Meanwhile, if staring at the screen doesn’t keep you awake in the first place, then the notifications that may come in the middle of the night might wake you when you are asleep.
That’s why, at minimum, you should put the device in silent or Do Not Disturb mode.
But there are other factors that may disturb your sleep, including the light emitted from the devices.
Of those teens who say they wake up to check their devices, about 4 in 10 teens claim they couldn’t sleep and needed something to do. Around half check social media.
No, morning isn’t really better
Even if you or your kid gets a decent night’s sleep, having the device right by your bed is likely to mean that’s the first thing turn to in the morning, even before your feet hit the floor, fueling the screen time addiction problems we are all concerned about.
“The real question is do you pee first, or do you use your phone?” asks James Steyer, CEO of Common Sense.
As part of the Common Sense study, 32% of teens and 23% of parents said they check their devices in the morning within five minutes of waking up; 64% and 62%, respectively, check within a half hour.
What you can do?
What can parents do? For starters establish device-free zones and times in your house when using the phone is a no-no. This goes for parents and kids.
Consider charging the phone outside the bedroom as well.
Houston mom Emily Gilliam sets tight ground rules: her 14-year-old son must park his device in the kitchen right after dinner; he can get the phone back in the morning.
Toni Abrusia Bollinger, says her 12-year-old son doesn’t like parental controls that she imposes, nor that he has to surrender his phone each night. “I know many of his friends are on their phones at all hours of the night, and I do believe sleep is important at this age.
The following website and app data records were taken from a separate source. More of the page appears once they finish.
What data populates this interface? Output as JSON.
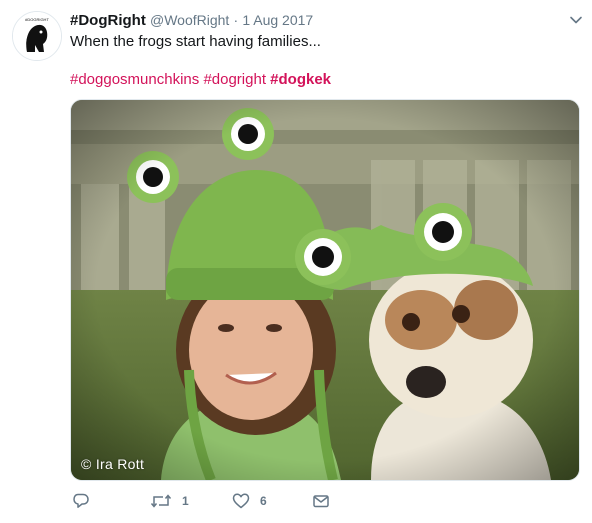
{
  "tweet": {
    "display_name": "#DogRight",
    "handle": "@WoofRight",
    "separator": "·",
    "date": "1 Aug 2017",
    "text": "When the frogs start having families...",
    "hashtags": [
      {
        "text": "#doggosmunchkins",
        "bold": false
      },
      {
        "text": "#dogright",
        "bold": false
      },
      {
        "text": "#dogkek",
        "bold": true
      }
    ],
    "photo_credit": "Ira Rott",
    "copyright_symbol": "©",
    "avatar_badge": "#DOGRIGHT"
  },
  "actions": {
    "reply_icon": "reply-icon",
    "retweet_icon": "retweet-icon",
    "retweet_count": "1",
    "like_icon": "heart-icon",
    "like_count": "6",
    "dm_icon": "envelope-icon"
  },
  "colors": {
    "hashtag": "#d3135a",
    "meta_gray": "#657786",
    "text": "#14171a"
  }
}
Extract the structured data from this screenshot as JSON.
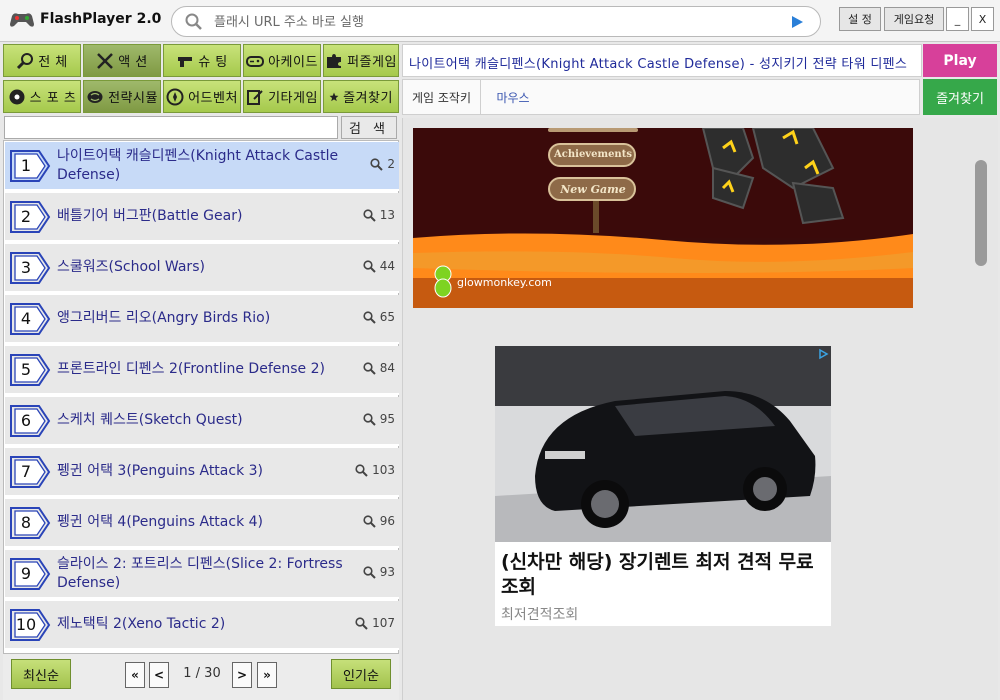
{
  "app": {
    "title": "FlashPlayer 2.0"
  },
  "urlbar": {
    "placeholder": "플래시 URL 주소 바로 실행"
  },
  "window_buttons": {
    "settings": "설 정",
    "request": "게임요청",
    "minimize": "_",
    "close": "X"
  },
  "categories": [
    {
      "label": "전 체",
      "icon": "magnifier-icon"
    },
    {
      "label": "액 션",
      "icon": "crossed-swords-icon",
      "active": true
    },
    {
      "label": "슈 팅",
      "icon": "gun-icon"
    },
    {
      "label": "아케이드",
      "icon": "gamepad-icon"
    },
    {
      "label": "퍼즐게임",
      "icon": "puzzle-icon"
    },
    {
      "label": "스 포 츠",
      "icon": "soccer-ball-icon"
    },
    {
      "label": "전략시뮬",
      "icon": "brain-icon",
      "active": true
    },
    {
      "label": "어드벤처",
      "icon": "compass-icon"
    },
    {
      "label": "기타게임",
      "icon": "edit-icon"
    },
    {
      "label": "즐겨찾기",
      "icon": "star-icon"
    }
  ],
  "search": {
    "button": "검 색",
    "value": ""
  },
  "games": [
    {
      "num": "1",
      "title": "나이트어택 캐슬디펜스(Knight Attack Castle Defense)",
      "count": "2",
      "selected": true
    },
    {
      "num": "2",
      "title": "배틀기어 버그판(Battle Gear)",
      "count": "13"
    },
    {
      "num": "3",
      "title": "스쿨워즈(School Wars)",
      "count": "44"
    },
    {
      "num": "4",
      "title": "앵그리버드 리오(Angry Birds Rio)",
      "count": "65"
    },
    {
      "num": "5",
      "title": "프론트라인 디펜스 2(Frontline Defense 2)",
      "count": "84"
    },
    {
      "num": "6",
      "title": "스케치 퀘스트(Sketch Quest)",
      "count": "95"
    },
    {
      "num": "7",
      "title": "펭귄 어택 3(Penguins Attack 3)",
      "count": "103"
    },
    {
      "num": "8",
      "title": "펭귄 어택 4(Penguins Attack 4)",
      "count": "96"
    },
    {
      "num": "9",
      "title": "슬라이스 2: 포트리스 디펜스(Slice 2: Fortress Defense)",
      "count": "93"
    },
    {
      "num": "10",
      "title": "제노택틱 2(Xeno Tactic 2)",
      "count": "107"
    }
  ],
  "pager": {
    "newest": "최신순",
    "popular": "인기순",
    "first": "«",
    "prev": "<",
    "next": ">",
    "last": "»",
    "page_info": "1 / 30"
  },
  "game_header": {
    "title": "나이트어택 캐슬디펜스(Knight Attack Castle Defense) - 성지키기 전략 타워 디펜스",
    "play": "Play",
    "favorite": "즐겨찾기"
  },
  "tabs": {
    "controls": "게임 조작키",
    "mouse": "마우스"
  },
  "game_frame": {
    "menu1": "Achievements",
    "menu2": "New Game",
    "logo": "glowmonkey.com"
  },
  "ad": {
    "headline": "(신차만 해당) 장기렌트 최저 견적 무료 조회",
    "source": "최저견적조회"
  },
  "colors": {
    "category_green": "#a5c94c",
    "play_pink": "#d7409a",
    "favorite_green": "#36a84a",
    "selected_row": "#c7daf7",
    "title_blue": "#1f2a9a"
  }
}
Unfortunately, I do think if he had his phone at night it would be a distraction.”
Steyer doesn’t believe parental bedtime controls in the latest versions of iOS and Android, while welcome, don’t go far enough. He wants the tech industry to launch public awareness campaigns for parents and kids to put their phones away at least an hour before they go to sleep, similar to campaigns that educate the public on drinking and driving.
But he’s not letting parents off the hook. “Parents aren’t being good role models either,” he says.
Steyer also has an answer for kids and parents who use their phones to wake them up in the morning. “Get an alarm clock for $10.”
Email: firstname.lastname@example.org; Follow @edbaig on Twitter